  2. Oxford University Hospitals [internet]: NHS Foundation Trust. National Health Service. U.K., Centromere Antibodies
  3. Tan EM, Rodnan Gp, Garcia I, et al. Diversity of antinuclear antibodies in progressive systemic sclerosis. Anti centromere antibody and its relationship to CREST syndrome. Arthritis Rheum 1980, 23.617-625.
  4. Kallenberg CG. Anti-centromere antibodies (ACA. Clin Rheumatol. 1990 Mar;9(1 Suppl 1):136-9. PMID: 2203592.

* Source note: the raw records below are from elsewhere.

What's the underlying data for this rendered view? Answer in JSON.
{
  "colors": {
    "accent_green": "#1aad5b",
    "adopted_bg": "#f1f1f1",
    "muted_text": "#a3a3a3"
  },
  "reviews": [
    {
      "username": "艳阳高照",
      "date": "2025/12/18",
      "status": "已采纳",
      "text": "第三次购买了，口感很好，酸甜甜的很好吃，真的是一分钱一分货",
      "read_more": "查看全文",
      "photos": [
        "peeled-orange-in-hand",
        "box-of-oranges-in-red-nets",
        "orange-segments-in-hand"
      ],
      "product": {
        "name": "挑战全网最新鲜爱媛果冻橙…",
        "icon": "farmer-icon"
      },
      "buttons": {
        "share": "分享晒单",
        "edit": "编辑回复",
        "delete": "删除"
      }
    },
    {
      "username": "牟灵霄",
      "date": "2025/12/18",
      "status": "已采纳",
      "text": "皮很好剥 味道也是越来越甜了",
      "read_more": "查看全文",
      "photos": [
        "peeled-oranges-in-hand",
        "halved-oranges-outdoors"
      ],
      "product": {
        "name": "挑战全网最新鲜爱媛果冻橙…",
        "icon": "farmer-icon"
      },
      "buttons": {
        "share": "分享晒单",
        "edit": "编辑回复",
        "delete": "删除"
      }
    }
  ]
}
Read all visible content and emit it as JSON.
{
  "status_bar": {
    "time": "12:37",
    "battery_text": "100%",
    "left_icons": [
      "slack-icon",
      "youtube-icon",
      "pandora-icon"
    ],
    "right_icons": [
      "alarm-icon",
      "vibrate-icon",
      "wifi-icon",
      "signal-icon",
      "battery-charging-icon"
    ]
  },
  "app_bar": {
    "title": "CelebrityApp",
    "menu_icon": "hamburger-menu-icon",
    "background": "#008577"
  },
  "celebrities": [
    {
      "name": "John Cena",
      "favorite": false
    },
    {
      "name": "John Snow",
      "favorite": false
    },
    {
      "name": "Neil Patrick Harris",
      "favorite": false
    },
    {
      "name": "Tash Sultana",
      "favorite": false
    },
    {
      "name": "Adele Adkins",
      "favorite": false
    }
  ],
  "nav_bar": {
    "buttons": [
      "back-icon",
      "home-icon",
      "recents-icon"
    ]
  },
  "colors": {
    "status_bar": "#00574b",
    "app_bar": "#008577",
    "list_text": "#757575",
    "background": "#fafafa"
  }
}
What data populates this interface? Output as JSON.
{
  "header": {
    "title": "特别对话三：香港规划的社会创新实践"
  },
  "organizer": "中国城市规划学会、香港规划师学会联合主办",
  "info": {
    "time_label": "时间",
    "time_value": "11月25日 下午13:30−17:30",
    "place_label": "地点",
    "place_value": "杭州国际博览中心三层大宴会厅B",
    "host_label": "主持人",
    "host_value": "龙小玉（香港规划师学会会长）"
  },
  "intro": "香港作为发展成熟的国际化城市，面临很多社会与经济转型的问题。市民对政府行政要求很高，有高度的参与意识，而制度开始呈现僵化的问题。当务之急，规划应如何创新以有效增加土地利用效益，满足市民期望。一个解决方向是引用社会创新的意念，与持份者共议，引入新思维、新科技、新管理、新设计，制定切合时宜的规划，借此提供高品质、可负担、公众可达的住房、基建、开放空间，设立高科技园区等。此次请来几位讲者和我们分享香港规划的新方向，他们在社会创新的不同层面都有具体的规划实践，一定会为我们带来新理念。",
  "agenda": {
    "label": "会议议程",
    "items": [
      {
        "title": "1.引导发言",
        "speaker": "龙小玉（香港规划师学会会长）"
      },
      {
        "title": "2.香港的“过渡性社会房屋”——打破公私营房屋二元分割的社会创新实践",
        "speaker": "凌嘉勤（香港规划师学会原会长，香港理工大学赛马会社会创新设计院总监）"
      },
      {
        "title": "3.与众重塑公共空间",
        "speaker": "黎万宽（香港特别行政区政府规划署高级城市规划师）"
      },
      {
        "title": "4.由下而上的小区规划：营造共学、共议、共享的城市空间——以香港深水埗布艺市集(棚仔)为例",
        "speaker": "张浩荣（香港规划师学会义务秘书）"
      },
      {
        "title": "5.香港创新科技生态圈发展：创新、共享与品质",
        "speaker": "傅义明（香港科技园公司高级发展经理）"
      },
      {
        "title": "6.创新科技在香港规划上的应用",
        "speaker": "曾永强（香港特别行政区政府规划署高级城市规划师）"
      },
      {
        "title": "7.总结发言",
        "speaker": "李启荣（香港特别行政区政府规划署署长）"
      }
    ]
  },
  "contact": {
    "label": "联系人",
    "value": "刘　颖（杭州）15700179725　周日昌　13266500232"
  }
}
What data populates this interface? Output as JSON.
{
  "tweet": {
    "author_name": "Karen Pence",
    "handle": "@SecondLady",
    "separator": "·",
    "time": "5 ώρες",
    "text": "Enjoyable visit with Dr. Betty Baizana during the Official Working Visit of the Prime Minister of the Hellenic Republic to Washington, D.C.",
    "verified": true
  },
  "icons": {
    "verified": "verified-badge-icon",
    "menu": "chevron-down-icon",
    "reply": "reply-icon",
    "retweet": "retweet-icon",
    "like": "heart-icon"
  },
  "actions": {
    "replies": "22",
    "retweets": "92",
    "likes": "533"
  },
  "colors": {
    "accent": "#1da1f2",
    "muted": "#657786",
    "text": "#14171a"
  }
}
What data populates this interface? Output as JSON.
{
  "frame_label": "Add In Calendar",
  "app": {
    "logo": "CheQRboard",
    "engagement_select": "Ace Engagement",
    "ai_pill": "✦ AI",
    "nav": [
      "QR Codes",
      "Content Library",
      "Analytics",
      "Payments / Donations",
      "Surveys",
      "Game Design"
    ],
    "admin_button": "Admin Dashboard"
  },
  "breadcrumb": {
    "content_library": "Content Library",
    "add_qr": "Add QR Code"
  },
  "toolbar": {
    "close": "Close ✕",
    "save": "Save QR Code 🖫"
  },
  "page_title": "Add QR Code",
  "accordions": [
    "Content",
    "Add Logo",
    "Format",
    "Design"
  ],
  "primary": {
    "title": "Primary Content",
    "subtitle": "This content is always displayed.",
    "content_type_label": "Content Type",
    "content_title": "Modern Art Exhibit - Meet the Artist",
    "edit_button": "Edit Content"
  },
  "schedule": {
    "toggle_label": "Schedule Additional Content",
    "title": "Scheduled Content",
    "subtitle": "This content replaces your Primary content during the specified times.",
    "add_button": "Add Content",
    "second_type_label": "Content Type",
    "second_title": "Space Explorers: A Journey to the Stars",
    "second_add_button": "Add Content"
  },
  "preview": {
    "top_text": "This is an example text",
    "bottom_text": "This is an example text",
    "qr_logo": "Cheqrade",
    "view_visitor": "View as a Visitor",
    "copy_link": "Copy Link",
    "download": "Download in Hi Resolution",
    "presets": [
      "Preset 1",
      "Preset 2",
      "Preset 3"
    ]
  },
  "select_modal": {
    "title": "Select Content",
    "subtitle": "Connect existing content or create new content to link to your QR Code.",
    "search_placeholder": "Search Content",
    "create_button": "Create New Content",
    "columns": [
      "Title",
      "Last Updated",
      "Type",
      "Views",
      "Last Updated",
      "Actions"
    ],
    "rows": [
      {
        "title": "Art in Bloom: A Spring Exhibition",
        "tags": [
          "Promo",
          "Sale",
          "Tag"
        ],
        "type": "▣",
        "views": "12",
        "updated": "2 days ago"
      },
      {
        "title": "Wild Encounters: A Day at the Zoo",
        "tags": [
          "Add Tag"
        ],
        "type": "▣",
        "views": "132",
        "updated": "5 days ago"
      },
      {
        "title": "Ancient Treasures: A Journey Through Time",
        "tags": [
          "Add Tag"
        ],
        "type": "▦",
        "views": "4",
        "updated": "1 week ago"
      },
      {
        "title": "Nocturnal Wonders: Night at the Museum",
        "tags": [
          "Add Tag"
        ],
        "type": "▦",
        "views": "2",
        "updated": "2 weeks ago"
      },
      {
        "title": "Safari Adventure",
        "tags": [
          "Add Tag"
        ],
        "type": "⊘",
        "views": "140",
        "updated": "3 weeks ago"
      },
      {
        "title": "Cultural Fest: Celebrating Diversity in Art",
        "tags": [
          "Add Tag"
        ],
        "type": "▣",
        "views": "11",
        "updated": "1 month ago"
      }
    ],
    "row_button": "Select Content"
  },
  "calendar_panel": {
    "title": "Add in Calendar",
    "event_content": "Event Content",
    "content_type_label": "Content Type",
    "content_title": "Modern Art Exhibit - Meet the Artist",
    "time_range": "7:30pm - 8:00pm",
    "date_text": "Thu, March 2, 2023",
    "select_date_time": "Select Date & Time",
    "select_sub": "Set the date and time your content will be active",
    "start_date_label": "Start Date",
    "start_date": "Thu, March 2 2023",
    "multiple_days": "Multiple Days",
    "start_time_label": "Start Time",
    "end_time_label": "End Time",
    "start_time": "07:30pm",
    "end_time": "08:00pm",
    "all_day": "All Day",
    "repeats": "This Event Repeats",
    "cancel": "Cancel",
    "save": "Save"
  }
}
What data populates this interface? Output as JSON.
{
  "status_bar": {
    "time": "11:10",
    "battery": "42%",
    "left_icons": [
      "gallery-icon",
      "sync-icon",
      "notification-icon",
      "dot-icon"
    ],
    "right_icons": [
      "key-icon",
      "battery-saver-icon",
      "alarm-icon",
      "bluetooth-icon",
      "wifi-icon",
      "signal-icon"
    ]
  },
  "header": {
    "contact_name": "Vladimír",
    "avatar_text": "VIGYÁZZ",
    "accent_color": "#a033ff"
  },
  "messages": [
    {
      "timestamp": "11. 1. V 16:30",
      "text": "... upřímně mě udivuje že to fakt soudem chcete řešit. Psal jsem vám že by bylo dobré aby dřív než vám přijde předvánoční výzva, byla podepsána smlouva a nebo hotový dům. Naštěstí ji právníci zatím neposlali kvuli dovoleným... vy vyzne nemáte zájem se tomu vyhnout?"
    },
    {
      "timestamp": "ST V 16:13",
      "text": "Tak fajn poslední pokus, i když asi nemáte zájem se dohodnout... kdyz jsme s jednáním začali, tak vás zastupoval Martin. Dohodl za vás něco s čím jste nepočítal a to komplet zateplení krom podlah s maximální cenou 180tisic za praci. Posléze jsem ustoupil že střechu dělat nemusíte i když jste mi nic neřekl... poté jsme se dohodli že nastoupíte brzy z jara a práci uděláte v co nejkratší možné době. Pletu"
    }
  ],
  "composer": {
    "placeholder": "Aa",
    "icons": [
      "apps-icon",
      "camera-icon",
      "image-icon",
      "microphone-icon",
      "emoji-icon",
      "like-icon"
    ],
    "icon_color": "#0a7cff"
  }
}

  5. Gabrielli A et al. Scleroderma. New England Journal of Medicine. 2009;360(19):1989-2003. PMID: 19420368